● TASK INPUT:
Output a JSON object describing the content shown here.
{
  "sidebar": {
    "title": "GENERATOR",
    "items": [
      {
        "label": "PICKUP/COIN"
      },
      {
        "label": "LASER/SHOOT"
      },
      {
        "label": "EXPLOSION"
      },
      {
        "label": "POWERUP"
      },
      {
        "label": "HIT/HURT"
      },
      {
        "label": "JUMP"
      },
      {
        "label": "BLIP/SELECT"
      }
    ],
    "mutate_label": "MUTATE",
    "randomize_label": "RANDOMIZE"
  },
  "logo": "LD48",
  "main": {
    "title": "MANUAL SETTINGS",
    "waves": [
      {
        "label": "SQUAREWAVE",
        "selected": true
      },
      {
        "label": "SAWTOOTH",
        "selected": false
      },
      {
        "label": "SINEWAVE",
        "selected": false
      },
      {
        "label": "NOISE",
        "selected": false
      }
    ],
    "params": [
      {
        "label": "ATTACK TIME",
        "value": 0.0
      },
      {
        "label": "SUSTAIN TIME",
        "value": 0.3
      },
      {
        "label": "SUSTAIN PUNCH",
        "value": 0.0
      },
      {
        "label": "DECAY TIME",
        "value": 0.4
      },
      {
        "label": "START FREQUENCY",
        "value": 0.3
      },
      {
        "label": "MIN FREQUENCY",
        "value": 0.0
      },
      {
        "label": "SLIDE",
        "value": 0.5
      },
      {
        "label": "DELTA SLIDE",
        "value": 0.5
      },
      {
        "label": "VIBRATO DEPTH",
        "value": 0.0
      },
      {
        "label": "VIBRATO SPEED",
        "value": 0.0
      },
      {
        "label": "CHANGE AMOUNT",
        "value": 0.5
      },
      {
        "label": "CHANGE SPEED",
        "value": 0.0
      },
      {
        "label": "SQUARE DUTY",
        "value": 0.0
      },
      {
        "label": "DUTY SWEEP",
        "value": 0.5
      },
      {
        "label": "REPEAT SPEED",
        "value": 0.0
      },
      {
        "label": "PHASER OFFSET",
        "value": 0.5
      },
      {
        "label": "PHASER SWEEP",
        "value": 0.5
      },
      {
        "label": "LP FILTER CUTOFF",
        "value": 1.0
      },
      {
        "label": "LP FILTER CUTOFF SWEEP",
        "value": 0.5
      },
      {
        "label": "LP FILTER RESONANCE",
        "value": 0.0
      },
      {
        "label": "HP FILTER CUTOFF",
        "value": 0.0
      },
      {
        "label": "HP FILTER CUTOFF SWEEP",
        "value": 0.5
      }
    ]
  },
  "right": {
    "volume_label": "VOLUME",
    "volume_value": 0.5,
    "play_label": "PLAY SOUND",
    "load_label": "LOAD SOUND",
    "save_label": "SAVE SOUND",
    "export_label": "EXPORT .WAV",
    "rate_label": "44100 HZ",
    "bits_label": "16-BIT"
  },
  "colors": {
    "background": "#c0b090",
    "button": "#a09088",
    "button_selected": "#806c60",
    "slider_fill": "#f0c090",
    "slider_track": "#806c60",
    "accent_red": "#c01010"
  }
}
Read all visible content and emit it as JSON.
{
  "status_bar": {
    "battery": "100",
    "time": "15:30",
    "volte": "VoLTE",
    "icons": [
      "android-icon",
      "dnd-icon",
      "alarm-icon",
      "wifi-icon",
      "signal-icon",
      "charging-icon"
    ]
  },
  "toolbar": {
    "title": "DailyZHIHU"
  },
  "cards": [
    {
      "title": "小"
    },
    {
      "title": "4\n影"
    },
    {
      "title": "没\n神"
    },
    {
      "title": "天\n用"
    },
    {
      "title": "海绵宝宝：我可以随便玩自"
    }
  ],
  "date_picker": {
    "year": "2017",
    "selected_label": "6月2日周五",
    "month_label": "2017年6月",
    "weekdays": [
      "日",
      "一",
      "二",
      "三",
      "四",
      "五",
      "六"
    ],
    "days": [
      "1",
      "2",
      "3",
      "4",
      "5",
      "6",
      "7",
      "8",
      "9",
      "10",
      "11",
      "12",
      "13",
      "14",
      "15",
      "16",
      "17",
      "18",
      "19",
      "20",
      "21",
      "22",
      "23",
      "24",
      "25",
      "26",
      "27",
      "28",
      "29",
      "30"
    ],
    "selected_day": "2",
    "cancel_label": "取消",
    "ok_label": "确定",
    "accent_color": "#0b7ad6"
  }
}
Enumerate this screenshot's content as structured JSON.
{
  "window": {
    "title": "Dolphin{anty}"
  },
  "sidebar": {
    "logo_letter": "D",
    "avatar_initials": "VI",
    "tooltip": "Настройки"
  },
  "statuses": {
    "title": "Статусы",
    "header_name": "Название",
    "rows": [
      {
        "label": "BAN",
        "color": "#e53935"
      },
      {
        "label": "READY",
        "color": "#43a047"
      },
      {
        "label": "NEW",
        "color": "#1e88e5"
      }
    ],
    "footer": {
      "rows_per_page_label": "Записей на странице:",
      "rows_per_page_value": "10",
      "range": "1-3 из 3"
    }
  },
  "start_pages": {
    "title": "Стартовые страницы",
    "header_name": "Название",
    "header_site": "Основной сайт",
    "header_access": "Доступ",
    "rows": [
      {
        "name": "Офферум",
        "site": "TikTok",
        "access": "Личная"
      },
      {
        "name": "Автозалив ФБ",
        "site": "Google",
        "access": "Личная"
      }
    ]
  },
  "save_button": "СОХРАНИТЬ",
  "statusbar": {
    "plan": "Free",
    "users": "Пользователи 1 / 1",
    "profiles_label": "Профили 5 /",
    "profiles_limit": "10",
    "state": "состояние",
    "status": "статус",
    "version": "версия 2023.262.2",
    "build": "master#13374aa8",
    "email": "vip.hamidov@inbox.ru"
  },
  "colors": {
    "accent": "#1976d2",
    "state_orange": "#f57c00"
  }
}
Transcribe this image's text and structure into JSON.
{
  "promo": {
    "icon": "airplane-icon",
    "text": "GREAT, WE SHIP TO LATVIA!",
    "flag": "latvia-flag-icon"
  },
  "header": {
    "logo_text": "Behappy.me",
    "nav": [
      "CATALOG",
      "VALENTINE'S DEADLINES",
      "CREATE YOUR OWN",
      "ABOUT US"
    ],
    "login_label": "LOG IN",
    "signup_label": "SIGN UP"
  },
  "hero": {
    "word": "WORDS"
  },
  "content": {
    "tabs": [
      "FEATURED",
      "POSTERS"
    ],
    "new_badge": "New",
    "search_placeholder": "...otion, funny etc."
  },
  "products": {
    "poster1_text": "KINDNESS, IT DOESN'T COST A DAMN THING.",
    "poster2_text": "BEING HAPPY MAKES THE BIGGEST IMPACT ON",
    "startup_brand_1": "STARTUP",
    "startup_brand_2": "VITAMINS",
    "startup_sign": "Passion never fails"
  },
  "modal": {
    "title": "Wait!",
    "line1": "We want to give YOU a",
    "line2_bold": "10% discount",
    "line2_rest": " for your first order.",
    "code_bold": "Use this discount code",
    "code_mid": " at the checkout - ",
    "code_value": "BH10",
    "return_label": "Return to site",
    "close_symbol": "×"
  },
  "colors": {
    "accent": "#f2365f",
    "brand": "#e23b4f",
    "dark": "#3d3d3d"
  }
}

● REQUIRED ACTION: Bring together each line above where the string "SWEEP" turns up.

● WORKED SOLUTION:
        "label": "DUTY SWEEP",
        "label": "PHASER SWEEP",
        "label": "LP FILTER CUTOFF SWEEP",
        "label": "HP FILTER CUTOFF SWEEP",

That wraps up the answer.